(a) progress of the works;
(b) details of events affecting the progress of the work;
(c) accident reports; and
(d) security reports?
(17) In respect of variations, is the contractor obliged to maintain detailed records of work done and to allow the employer to inspect these?
(18) Is the contractor responsible for site security?
(19) Does the contract provide that the lenders and representatives of the lenders are to have the same rights of access and the same rights of attendance at all tests and inspections as the employer? In addition, does the contract provide a right of access on the part of the lenders or their advisers to documents and to the site at any time?
Schedule 1: Local Conditions Affecting the Work to be Allocated to the Contractor
(1) The nature and location of the site including means of access.
(2) The atmospheric, meteorological, topographic, hydrological, geological and subsurface conditions.
(3) The equipment, facilities and resources needed for the performance of the work.
(4) The availability of labour, equipment, parts consumables, procurement items, fuel, water, electric power and other utilities.
(5) The applicable laws and regulations, local customs, fiscal and social legislation practices and customs.
(6) Generally all and any other local conditions and/or other conditions of the site that affect or may affect the contractor's performance.
Schedule 2: Reasonable Risks to be Assumed by an Employer
1. Any change order issued by the employer or required as a result of deficiencies in the information provided by the employer on which the contractor is entitled to rely, but excluding change orders required as a result of a breach of the contract by the contractor or the contractor's negligence.
2. Any failure of the employer to fulfil its obligations under the contract, e.g., if there are any defects in items to be supplied by the employer or delay in their supply.
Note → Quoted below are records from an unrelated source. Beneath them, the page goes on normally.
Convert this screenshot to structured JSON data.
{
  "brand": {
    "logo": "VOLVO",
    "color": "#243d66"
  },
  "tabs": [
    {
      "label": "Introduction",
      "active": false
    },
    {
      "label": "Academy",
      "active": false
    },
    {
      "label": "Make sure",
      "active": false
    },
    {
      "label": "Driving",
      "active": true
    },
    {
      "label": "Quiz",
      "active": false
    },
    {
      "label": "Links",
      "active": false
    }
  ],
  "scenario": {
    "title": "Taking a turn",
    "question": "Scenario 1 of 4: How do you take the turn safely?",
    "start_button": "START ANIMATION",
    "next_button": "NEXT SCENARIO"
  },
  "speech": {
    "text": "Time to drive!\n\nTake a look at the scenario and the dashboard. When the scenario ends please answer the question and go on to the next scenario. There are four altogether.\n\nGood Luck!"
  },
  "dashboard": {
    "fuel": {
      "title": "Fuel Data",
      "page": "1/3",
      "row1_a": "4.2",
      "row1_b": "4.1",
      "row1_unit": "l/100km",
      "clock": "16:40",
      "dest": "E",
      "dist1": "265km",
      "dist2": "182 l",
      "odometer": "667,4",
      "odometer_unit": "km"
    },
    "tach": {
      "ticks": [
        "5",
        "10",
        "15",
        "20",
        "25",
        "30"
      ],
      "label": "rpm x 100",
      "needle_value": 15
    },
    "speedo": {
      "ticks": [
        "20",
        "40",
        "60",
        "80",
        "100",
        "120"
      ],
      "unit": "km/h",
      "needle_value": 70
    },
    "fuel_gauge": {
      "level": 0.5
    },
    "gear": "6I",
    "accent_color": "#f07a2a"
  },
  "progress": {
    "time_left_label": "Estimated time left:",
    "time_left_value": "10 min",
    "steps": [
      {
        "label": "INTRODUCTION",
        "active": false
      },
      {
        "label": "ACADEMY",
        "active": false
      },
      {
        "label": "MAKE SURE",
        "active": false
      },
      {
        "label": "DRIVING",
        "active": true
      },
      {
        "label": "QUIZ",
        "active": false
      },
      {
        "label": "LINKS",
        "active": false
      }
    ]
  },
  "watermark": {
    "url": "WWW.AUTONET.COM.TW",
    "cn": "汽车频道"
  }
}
N.B. The contractor should ideally be responsible for checking items supplied by the employer on their delivery.
3. Delay or default of other contractors employed by the employer.
4. Suspension of the contract, except as a result of a default of the contractor.
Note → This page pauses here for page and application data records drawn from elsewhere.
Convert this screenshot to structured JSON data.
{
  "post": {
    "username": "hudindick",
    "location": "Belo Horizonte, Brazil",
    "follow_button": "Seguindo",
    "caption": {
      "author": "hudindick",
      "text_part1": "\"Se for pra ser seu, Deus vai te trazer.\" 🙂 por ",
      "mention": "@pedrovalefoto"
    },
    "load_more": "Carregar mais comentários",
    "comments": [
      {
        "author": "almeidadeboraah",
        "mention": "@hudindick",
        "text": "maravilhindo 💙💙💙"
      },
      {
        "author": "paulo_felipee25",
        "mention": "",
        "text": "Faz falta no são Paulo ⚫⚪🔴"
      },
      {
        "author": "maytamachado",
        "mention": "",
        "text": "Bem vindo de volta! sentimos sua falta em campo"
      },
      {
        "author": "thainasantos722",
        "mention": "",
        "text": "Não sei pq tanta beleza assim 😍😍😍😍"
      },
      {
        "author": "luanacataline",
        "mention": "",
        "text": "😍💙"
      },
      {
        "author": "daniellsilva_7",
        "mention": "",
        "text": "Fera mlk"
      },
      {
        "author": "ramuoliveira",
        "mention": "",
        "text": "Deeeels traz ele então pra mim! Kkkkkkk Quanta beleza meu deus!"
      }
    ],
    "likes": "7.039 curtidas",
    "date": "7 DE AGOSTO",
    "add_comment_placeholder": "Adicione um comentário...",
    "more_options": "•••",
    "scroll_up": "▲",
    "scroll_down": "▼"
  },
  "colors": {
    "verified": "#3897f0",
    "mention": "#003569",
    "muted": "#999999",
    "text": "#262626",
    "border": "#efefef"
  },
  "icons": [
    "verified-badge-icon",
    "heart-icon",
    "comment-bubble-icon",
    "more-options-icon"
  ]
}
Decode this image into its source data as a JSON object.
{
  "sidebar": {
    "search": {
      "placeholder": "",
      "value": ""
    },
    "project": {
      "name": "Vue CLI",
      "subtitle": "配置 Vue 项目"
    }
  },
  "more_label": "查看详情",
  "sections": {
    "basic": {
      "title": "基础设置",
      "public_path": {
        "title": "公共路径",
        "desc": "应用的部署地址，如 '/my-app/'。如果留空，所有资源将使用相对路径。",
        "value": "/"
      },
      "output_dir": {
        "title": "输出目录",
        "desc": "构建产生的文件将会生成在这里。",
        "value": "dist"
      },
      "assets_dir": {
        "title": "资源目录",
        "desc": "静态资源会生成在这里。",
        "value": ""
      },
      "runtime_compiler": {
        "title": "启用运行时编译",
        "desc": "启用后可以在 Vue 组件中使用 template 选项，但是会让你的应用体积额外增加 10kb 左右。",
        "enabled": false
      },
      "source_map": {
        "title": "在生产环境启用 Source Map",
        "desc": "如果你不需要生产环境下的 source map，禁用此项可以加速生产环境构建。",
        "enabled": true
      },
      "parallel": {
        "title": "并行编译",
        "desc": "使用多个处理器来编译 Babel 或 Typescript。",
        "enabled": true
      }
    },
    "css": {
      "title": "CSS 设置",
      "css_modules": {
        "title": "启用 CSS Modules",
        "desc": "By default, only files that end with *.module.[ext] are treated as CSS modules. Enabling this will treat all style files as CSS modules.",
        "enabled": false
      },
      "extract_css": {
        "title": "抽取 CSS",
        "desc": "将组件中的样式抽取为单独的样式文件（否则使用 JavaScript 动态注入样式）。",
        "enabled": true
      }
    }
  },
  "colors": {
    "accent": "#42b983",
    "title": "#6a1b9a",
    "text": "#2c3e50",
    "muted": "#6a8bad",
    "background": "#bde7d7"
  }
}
5. Force majeure (see Section G). Consider excluding events which were reasonably foreseeable by an experienced contractor, but including reasonably foreseeable events where it is not reasonable for the risk of these events to be taken into account in the contract price.
6. Any re inspection or re testing required by the employer where the work examined was in accordance with the contract terms and there were no other defects elsewhere in the work which suggested this might not be the case.
7. National industrial disputes, but excluding disputes which arise as a result of the act or omission of the contractor or which involve matters specific to the contractor.
8. Any changes in applicable laws and/or rulings given by appropriate regulatory authorities.
9. [The use or occupation of the Site by the works or any part thereof, or for the purposes of the contract; or interference, whether temporary or permanent with any right of way, light, air or water or with any easement, wayleaves or right of a similar nature which is the inevitable result of the construction of the works in accordance with the contract.]
10. [Use or occupation of the works or any part thereof by the employer.]
11. [The right of the employer to construct the works or any part thereof on, over, under, in or through any land.]
12. [Damage (other than resulting from the contractor's method of construction) which is the inevitable result of the construction of the works in accordance with the contract].
[Items 9 12 are employer risks in FIDIC, but are these reasonable risks to be assumed by the employer?].
N.B. Lenders in project financings often require that the balance of risk is altered in favour of an employer by excluding events which are the risk of an employer and might therefore give rise to claims for additional time and/or money. Where this is not practicable, an alternative is to require shareholders to inject additional equity into the project company in the event that specified events give rise to claims by the contractor.